That is probably why they chose to chase in their sixth and seventh matches - against Lucknow Super Giants and Royal Challengers, respectively - when the ideal choice, especially in a day match in Bengaluru, was to bat first. In both these matches, they failed to use Jason Holder's batting at all, sending him behind Ashwin, who has improved a lot and has been used superbly as a disruptor by Royals but is still less of a limited-overs allrounder than Holder.
In the failed chase in Bengaluru, they sent in debutant Abdul Basith, who had played 73 balls in all T20 cricket, ahead of Holder.
Trying to fit into the middle-overs enforcer role that the injured Prasidh Krishna used to play, Holder didn't quite deliver what he and his team would would have expected. Not using Holder the batter, and not getting the best out of Holder the bowler, Royals just wasted an overseas slot, which could have been used to build the trio of world-beating spinners with Adam Zampa joining Yuzvendra Chahal and Ashwin.
It didn't help that Kuldeep Sen, who made a superb start to his season and could have been the third fast bowler, injured himself during his first match, in Chennai.
Scarred twice when chasing, Royals now began to choose batting in every game instead of asking more of the batters in the chase, even in a night match at Wankhede. That promising start to the season - four wins in their first five matches - was now whittling away, and it all came to a head against Sunrisers Hyderabad in Jaipur.
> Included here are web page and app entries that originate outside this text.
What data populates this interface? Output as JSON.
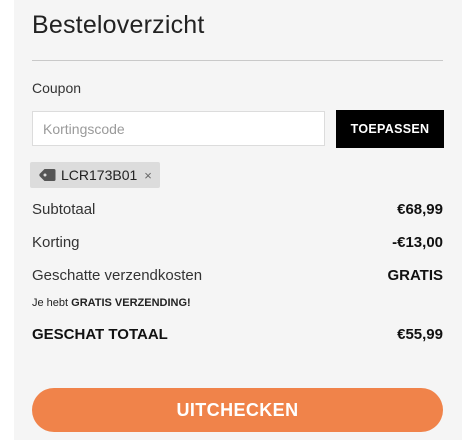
{
  "summary": {
    "title": "Besteloverzicht"
  },
  "coupon": {
    "label": "Coupon",
    "input_placeholder": "Kortingscode",
    "input_value": "",
    "apply_label": "TOEPASSEN",
    "applied_code": "LCR173B01",
    "remove_symbol": "×"
  },
  "lines": {
    "subtotal_label": "Subtotaal",
    "subtotal_value": "€68,99",
    "discount_label": "Korting",
    "discount_value": "-€13,00",
    "shipping_label": "Geschatte verzendkosten",
    "shipping_value": "GRATIS"
  },
  "note": {
    "prefix": "Je hebt ",
    "emphasis": "GRATIS VERZENDING!"
  },
  "total": {
    "label": "GESCHAT TOTAAL",
    "value": "€55,99"
  },
  "checkout": {
    "label": "UITCHECKEN"
  },
  "colors": {
    "panel_bg": "#f5f5f5",
    "apply_bg": "#000000",
    "chip_bg": "#dcdcdc",
    "checkout_bg": "#f0834a"
  },
  "icons": {
    "coupon_tag": "tag-icon",
    "remove": "close-icon"
  }
}
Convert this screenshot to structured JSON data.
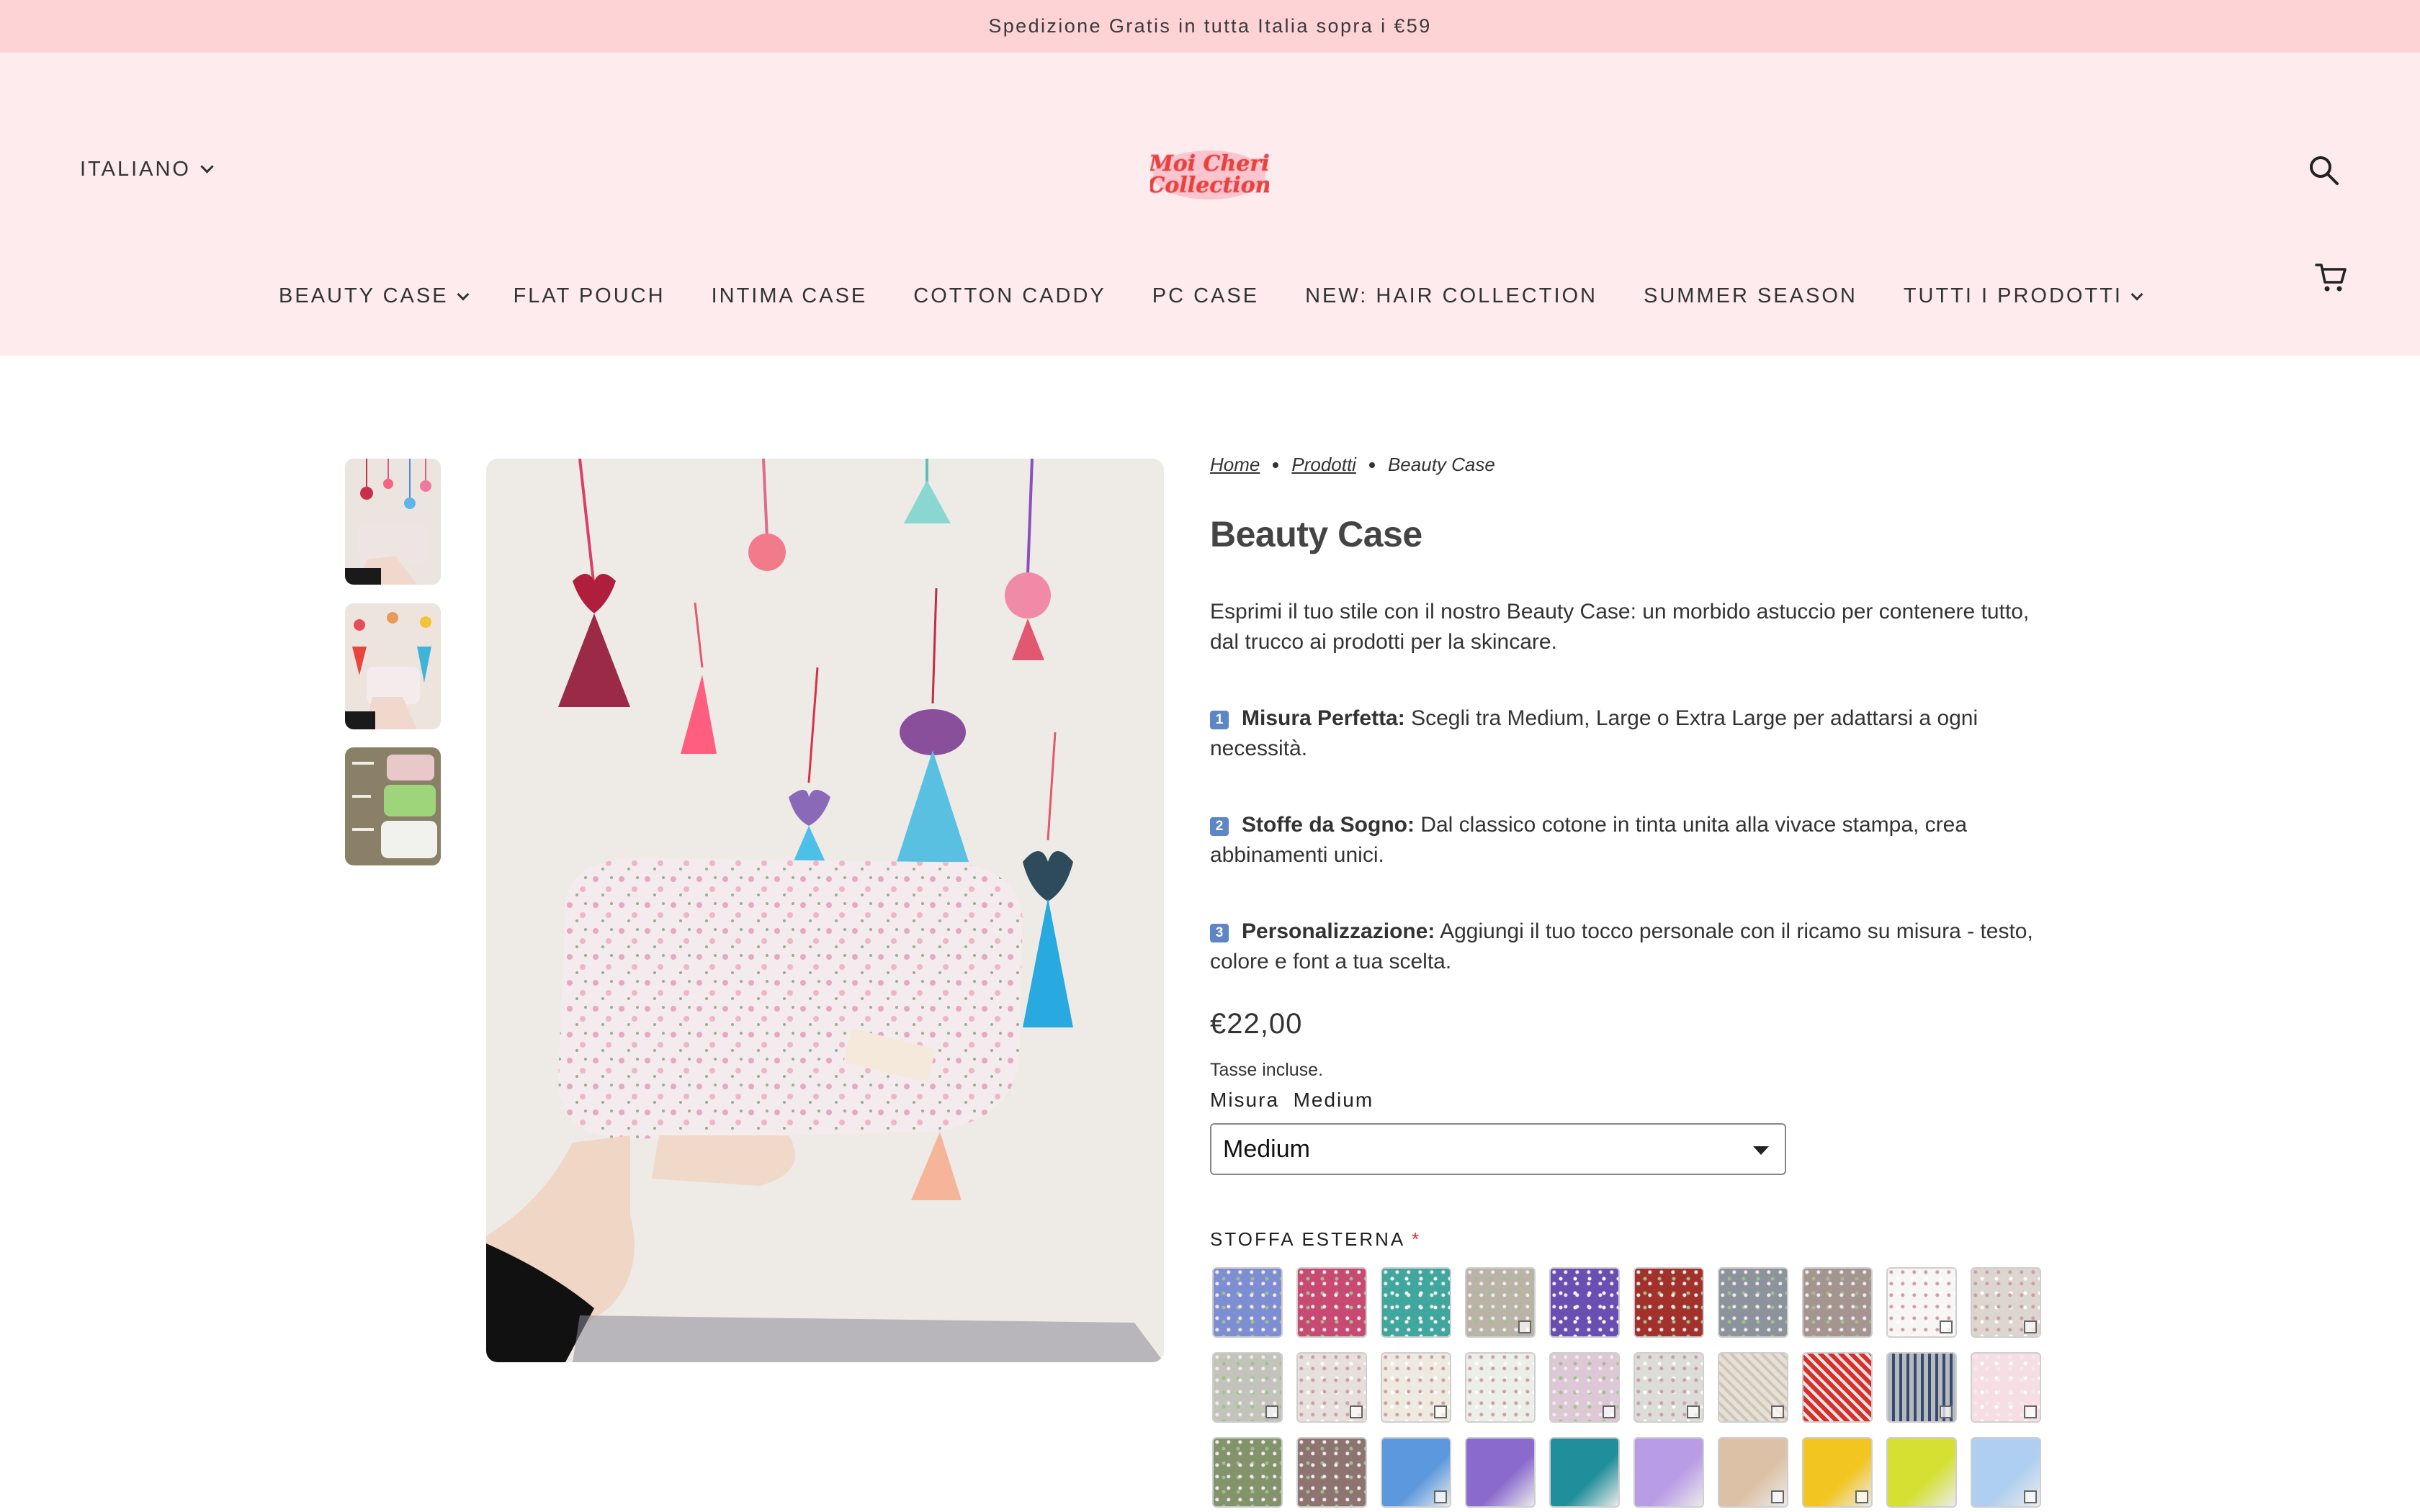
{
  "announcement": "Spedizione Gratis in tutta Italia sopra i €59",
  "header": {
    "language": "ITALIANO",
    "logo_text_line1": "Moi Cheri",
    "logo_text_line2": "Collection",
    "nav": [
      {
        "label": "BEAUTY CASE",
        "dropdown": true
      },
      {
        "label": "FLAT POUCH",
        "dropdown": false
      },
      {
        "label": "INTIMA CASE",
        "dropdown": false
      },
      {
        "label": "COTTON CADDY",
        "dropdown": false
      },
      {
        "label": "PC CASE",
        "dropdown": false
      },
      {
        "label": "NEW: HAIR COLLECTION",
        "dropdown": false
      },
      {
        "label": "SUMMER SEASON",
        "dropdown": false
      },
      {
        "label": "TUTTI I PRODOTTI",
        "dropdown": true
      }
    ]
  },
  "breadcrumb": {
    "home": "Home",
    "products": "Prodotti",
    "current": "Beauty Case"
  },
  "product": {
    "title": "Beauty Case",
    "description": "Esprimi il tuo stile con il nostro Beauty Case: un morbido astuccio per contenere tutto, dal trucco ai prodotti per la skincare.",
    "features": [
      {
        "num": "1",
        "title": "Misura Perfetta:",
        "text": " Scegli tra Medium, Large o Extra Large per adattarsi a ogni necessità."
      },
      {
        "num": "2",
        "title": "Stoffe da Sogno:",
        "text": " Dal classico cotone in tinta unita alla vivace stampa, crea abbinamenti unici."
      },
      {
        "num": "3",
        "title": "Personalizzazione:",
        "text": " Aggiungi il tuo tocco personale con il ricamo su misura - testo, colore e font a tua scelta."
      }
    ],
    "price": "€22,00",
    "tax_note": "Tasse incluse.",
    "size_label": "Misura",
    "size_value": "Medium",
    "size_selected": "Medium",
    "fabric_label": "STOFFA ESTERNA",
    "fabric_required": "*"
  },
  "colors": {
    "announce_bg": "#fdd3d6",
    "header_bg": "#fdebed",
    "logo_red": "#e8433a",
    "logo_pink": "#f7a5b5"
  },
  "swatches": [
    {
      "bg": "#7e8ed3",
      "pattern": "floral-blue",
      "zoom": false
    },
    {
      "bg": "#c84a72",
      "pattern": "floral-pink",
      "zoom": false
    },
    {
      "bg": "#3fa79e",
      "pattern": "paisley-teal",
      "zoom": false
    },
    {
      "bg": "#b9b3a8",
      "pattern": "floral-grey",
      "zoom": true
    },
    {
      "bg": "#6a4fb3",
      "pattern": "dots-purple",
      "zoom": false
    },
    {
      "bg": "#a3312b",
      "pattern": "floral-red",
      "zoom": false
    },
    {
      "bg": "#8c939c",
      "pattern": "floral-slate",
      "zoom": false
    },
    {
      "bg": "#a59590",
      "pattern": "floral-mauve",
      "zoom": false
    },
    {
      "bg": "#f8f6f4",
      "pattern": "sparse-white",
      "zoom": true
    },
    {
      "bg": "#ddd6ce",
      "pattern": "speckle-beige",
      "zoom": true
    },
    {
      "bg": "#c2c4bb",
      "pattern": "floral-sage",
      "zoom": true
    },
    {
      "bg": "#e6dfdc",
      "pattern": "bows-pink",
      "zoom": true
    },
    {
      "bg": "#eeeadf",
      "pattern": "bows-blue",
      "zoom": true
    },
    {
      "bg": "#eceee8",
      "pattern": "bows-sage",
      "zoom": false
    },
    {
      "bg": "#ddc8d6",
      "pattern": "floral-lilac",
      "zoom": true
    },
    {
      "bg": "#dcdcd8",
      "pattern": "bows-grey",
      "zoom": true
    },
    {
      "bg": "#e7e0d6",
      "pattern": "stripes-cream",
      "zoom": true
    },
    {
      "bg": "#d6302c",
      "pattern": "stripes-red",
      "zoom": false
    },
    {
      "bg": "#b3bac4",
      "pattern": "stripes-navy",
      "zoom": true
    },
    {
      "bg": "#f6dfe4",
      "pattern": "dots-pink",
      "zoom": true
    },
    {
      "bg": "#83936b",
      "pattern": "floral-olive",
      "zoom": false
    },
    {
      "bg": "#8e7470",
      "pattern": "floral-brown",
      "zoom": false
    },
    {
      "bg": "#5c98dd",
      "pattern": "solid-blue",
      "zoom": true
    },
    {
      "bg": "#8a6acc",
      "pattern": "solid-purple",
      "zoom": false
    },
    {
      "bg": "#208f9b",
      "pattern": "solid-teal",
      "zoom": false
    },
    {
      "bg": "#b99ce6",
      "pattern": "solid-lavender",
      "zoom": false
    },
    {
      "bg": "#dcc1a6",
      "pattern": "solid-tan",
      "zoom": true
    },
    {
      "bg": "#f2c521",
      "pattern": "solid-yellow",
      "zoom": true
    },
    {
      "bg": "#d5e033",
      "pattern": "solid-lime",
      "zoom": false
    },
    {
      "bg": "#aecff0",
      "pattern": "solid-lightblue",
      "zoom": true
    }
  ]
}
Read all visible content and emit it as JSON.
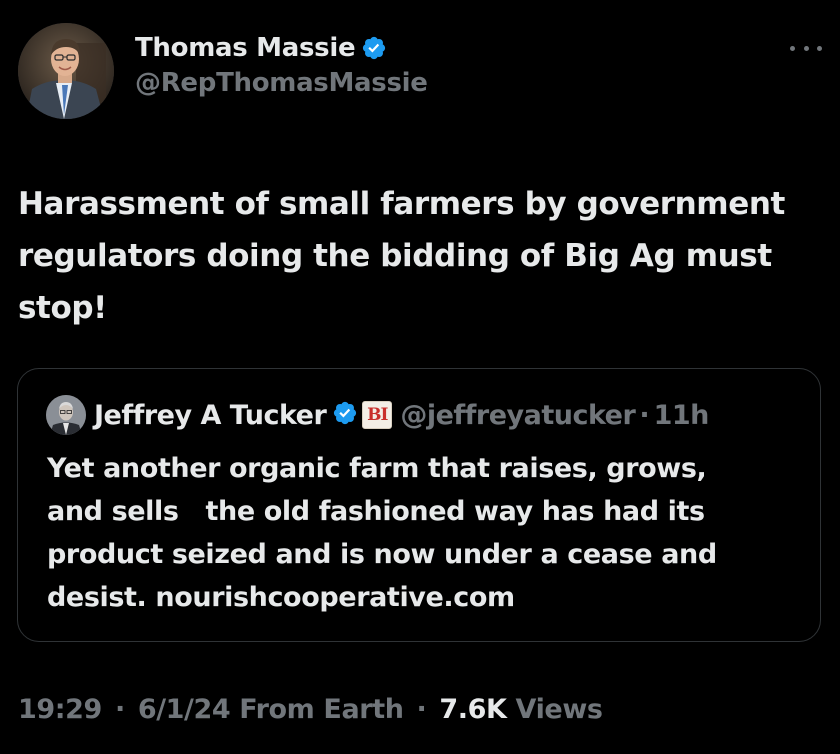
{
  "post": {
    "author": {
      "display_name": "Thomas Massie",
      "handle": "@RepThomasMassie",
      "verified_color": "#1d9bf0"
    },
    "more_icon": "more-horizontal-icon",
    "text": "Harassment of small farmers by government regulators doing the bidding of Big Ag must stop!",
    "quote": {
      "author": {
        "display_name": "Jeffrey A Tucker",
        "handle": "@jeffreyatucker",
        "affiliate_badge": "BI"
      },
      "separator": "·",
      "time": "11h",
      "text_line1": "Yet another organic farm that raises, grows,",
      "text_line2": "and sells   the old fashioned way has had its",
      "text_line3": "product seized and is now under a cease and",
      "text_line4": "desist. nourishcooperative.com"
    },
    "meta": {
      "time": "19:29",
      "date": "6/1/24",
      "location": "From Earth",
      "separator": "·",
      "views_count": "7.6K",
      "views_label": "Views"
    }
  },
  "colors": {
    "background": "#000000",
    "text_primary": "#e7e9ea",
    "text_secondary": "#71767b",
    "border": "#2f3336",
    "verified_blue": "#1d9bf0"
  }
}
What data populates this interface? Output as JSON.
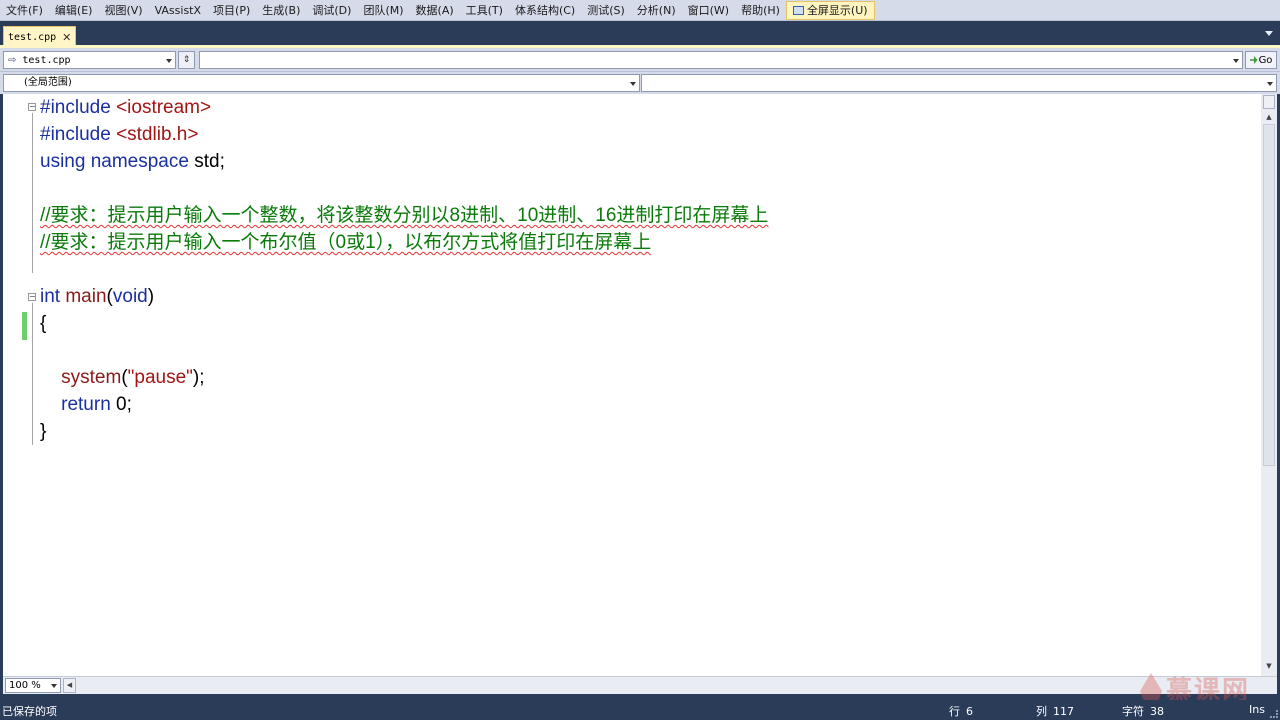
{
  "menu": {
    "items": [
      "文件(F)",
      "编辑(E)",
      "视图(V)",
      "VAssistX",
      "项目(P)",
      "生成(B)",
      "调试(D)",
      "团队(M)",
      "数据(A)",
      "工具(T)",
      "体系结构(C)",
      "测试(S)",
      "分析(N)",
      "窗口(W)",
      "帮助(H)"
    ],
    "fullscreen_label": "全屏显示(U)"
  },
  "tabs": {
    "active_file": "test.cpp",
    "close_glyph": "✕"
  },
  "nav": {
    "file_combo": "test.cpp",
    "go_label": "Go",
    "scope": "(全局范围)"
  },
  "editor": {
    "lines": [
      {
        "id": "l1",
        "parts": [
          {
            "t": "#include ",
            "c": "kw"
          },
          {
            "t": "<iostream>",
            "c": "str"
          }
        ]
      },
      {
        "id": "l2",
        "parts": [
          {
            "t": "#include ",
            "c": "kw"
          },
          {
            "t": "<stdlib.h>",
            "c": "str"
          }
        ]
      },
      {
        "id": "l3",
        "parts": [
          {
            "t": "using namespace ",
            "c": "kw"
          },
          {
            "t": "std;",
            "c": ""
          }
        ]
      },
      {
        "id": "l4",
        "parts": []
      },
      {
        "id": "l5",
        "parts": [
          {
            "t": "//要求：提示用户输入一个整数，将该整数分别以8进制、10进制、16进制打印在屏幕上",
            "c": "cmt"
          }
        ]
      },
      {
        "id": "l6",
        "parts": [
          {
            "t": "//要求：提示用户输入一个布尔值（0或1），以布尔方式将值打印在屏幕上",
            "c": "cmt"
          }
        ]
      },
      {
        "id": "l7",
        "parts": []
      },
      {
        "id": "l8",
        "parts": [
          {
            "t": "int ",
            "c": "kw"
          },
          {
            "t": "main",
            "c": "fn"
          },
          {
            "t": "(",
            "c": ""
          },
          {
            "t": "void",
            "c": "kw"
          },
          {
            "t": ")",
            "c": ""
          }
        ]
      },
      {
        "id": "l9",
        "parts": [
          {
            "t": "{",
            "c": ""
          }
        ]
      },
      {
        "id": "l10",
        "parts": []
      },
      {
        "id": "l11",
        "parts": [
          {
            "t": "    ",
            "c": ""
          },
          {
            "t": "system",
            "c": "fn"
          },
          {
            "t": "(",
            "c": ""
          },
          {
            "t": "\"pause\"",
            "c": "str"
          },
          {
            "t": ");",
            "c": ""
          }
        ]
      },
      {
        "id": "l12",
        "parts": [
          {
            "t": "    ",
            "c": ""
          },
          {
            "t": "return ",
            "c": "kw"
          },
          {
            "t": "0;",
            "c": ""
          }
        ]
      },
      {
        "id": "l13",
        "parts": [
          {
            "t": "}",
            "c": ""
          }
        ]
      }
    ]
  },
  "zoom": "100 %",
  "status": {
    "message": "已保存的项",
    "line_label": "行",
    "line_value": "6",
    "col_label": "列",
    "col_value": "117",
    "char_label": "字符",
    "char_value": "38",
    "mode": "Ins"
  },
  "watermark": "慕课网"
}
This was a perfect storm of pre-game and in-game calls that kept going wrong. On a pitch that they felt they needed three spinners, Royals couldn't play Zampa because they also wanted to reinforce the batting with Joe Root. Then they picked Obed McCoy, who hadn't bowled at all since the T20 World Cup in Australia last year, as the Impact Player but proceeded to bowl legspin in the 14th over. M Ashwin, who had already gone for 23 in his two overs, went for 19 more.
Chahal dragged the game back for Royals, but they didn't bowl their best bowler in the 19th, instead giving Kuldip Yadav that over and keeping Sandeep Sharma for the last. In the end, it came down to a no-ball from Sandeep on the last ball, but it needn't have.
This is not to say that Samson or the team management didn't have the team's best interests in mind, but they made too many tactical errors to be able to maximise their potential. It will hurt all the more that this was the year in which their long-term investment in Jaiswal blossomed, they found a solution for the Riyan Parag problem in Dhruv Jurel, the two spinners bowled well while their home venue provided them pitches conducive for them, and Boult kept giving them first-over wickets.
The quality of the individuals in the side still brought them to the brink of qualification, but they just made one mistake too many.

Sidharth Monga is an assistant editor at ESPNcricinfo